# How to complete this task
Once every line in the data that follows has been checked for the word "上传CSR文件在线生成证书", give only the number of lines that hold it.

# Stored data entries
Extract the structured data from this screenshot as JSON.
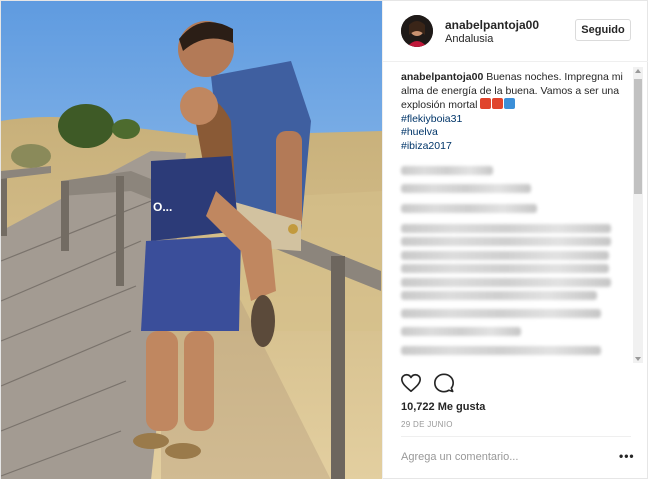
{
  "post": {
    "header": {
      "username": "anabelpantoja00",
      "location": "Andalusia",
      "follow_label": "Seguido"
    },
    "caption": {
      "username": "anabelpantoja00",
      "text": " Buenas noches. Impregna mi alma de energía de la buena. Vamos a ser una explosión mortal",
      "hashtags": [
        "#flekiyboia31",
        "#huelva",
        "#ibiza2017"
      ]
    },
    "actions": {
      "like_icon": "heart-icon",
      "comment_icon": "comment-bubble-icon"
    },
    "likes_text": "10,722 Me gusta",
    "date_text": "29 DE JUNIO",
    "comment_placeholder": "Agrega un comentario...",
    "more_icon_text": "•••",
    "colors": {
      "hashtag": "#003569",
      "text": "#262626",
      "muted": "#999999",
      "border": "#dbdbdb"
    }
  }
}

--

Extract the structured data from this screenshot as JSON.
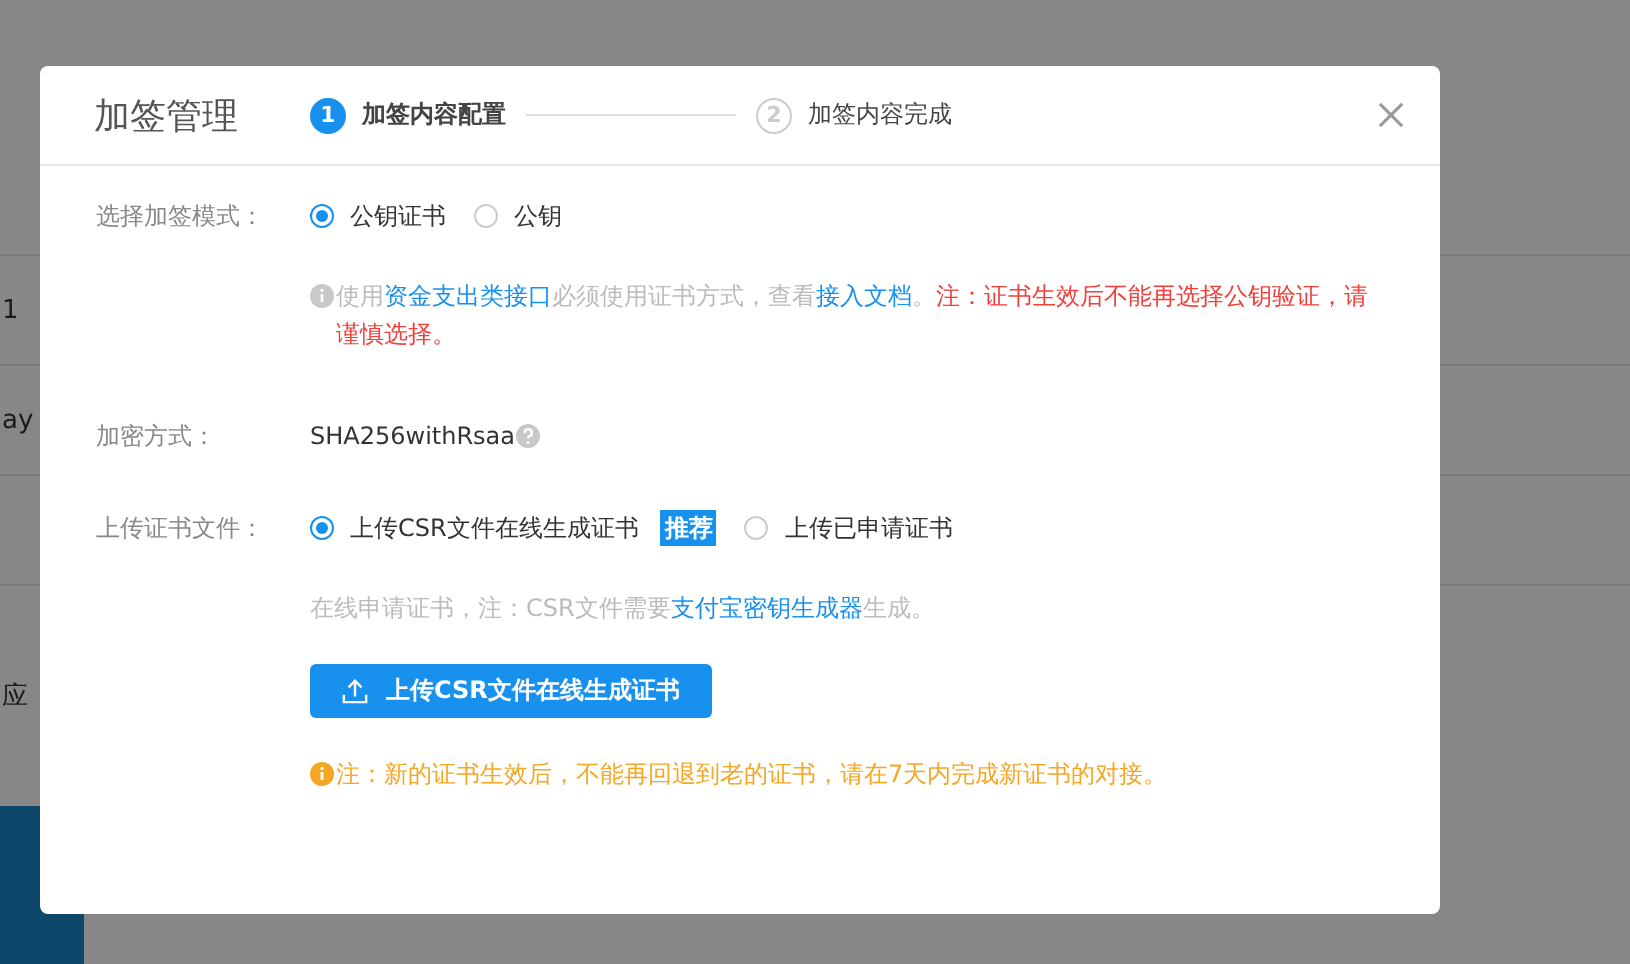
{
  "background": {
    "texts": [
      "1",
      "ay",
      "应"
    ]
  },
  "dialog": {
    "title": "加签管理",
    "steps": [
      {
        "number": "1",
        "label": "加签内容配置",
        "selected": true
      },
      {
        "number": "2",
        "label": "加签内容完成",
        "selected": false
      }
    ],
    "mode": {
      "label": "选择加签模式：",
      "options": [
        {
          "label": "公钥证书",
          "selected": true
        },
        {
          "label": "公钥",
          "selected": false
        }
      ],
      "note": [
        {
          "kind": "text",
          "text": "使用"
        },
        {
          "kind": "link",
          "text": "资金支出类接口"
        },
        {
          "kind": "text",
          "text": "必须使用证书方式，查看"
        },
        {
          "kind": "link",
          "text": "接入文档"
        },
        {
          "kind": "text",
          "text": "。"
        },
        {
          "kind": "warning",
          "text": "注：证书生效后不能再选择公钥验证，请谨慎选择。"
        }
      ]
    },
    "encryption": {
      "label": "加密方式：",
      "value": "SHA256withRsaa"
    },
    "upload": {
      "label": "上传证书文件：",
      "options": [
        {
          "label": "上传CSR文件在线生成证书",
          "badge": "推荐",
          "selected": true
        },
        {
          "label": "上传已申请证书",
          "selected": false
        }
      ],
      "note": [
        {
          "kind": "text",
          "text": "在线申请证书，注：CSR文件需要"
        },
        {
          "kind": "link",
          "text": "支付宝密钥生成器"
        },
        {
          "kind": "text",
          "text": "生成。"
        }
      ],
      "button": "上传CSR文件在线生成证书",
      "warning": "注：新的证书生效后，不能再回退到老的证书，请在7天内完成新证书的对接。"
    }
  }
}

# Result of this task
2